• Provided data

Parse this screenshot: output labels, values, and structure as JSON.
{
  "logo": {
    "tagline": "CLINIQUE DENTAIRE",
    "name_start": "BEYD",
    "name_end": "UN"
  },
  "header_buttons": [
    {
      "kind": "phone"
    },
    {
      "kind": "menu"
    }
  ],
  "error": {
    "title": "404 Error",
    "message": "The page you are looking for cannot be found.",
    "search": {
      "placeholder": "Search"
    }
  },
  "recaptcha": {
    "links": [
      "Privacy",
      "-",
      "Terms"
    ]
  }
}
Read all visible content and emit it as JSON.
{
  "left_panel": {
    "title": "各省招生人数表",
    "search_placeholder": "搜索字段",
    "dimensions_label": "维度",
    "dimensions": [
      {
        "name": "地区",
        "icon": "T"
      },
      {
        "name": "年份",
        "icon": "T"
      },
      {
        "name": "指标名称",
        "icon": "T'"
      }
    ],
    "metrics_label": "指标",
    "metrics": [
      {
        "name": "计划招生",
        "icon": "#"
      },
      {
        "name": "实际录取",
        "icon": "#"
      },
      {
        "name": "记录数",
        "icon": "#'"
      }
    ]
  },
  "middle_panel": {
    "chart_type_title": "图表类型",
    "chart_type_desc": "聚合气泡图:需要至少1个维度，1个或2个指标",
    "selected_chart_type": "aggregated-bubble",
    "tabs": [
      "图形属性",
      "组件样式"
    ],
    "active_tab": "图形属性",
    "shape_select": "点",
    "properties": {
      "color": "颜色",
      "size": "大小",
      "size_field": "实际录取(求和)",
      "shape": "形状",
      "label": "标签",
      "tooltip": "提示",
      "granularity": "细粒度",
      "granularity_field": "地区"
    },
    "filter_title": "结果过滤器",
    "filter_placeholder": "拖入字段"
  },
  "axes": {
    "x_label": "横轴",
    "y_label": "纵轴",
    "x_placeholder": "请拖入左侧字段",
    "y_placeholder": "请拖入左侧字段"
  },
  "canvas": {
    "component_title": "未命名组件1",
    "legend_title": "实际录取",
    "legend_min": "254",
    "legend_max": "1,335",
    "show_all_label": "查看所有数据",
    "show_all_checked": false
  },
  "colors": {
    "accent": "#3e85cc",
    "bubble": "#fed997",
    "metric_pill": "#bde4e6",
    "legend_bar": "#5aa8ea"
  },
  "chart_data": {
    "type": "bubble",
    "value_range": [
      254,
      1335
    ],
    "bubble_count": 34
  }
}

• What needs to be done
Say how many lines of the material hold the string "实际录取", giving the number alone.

• Task response
3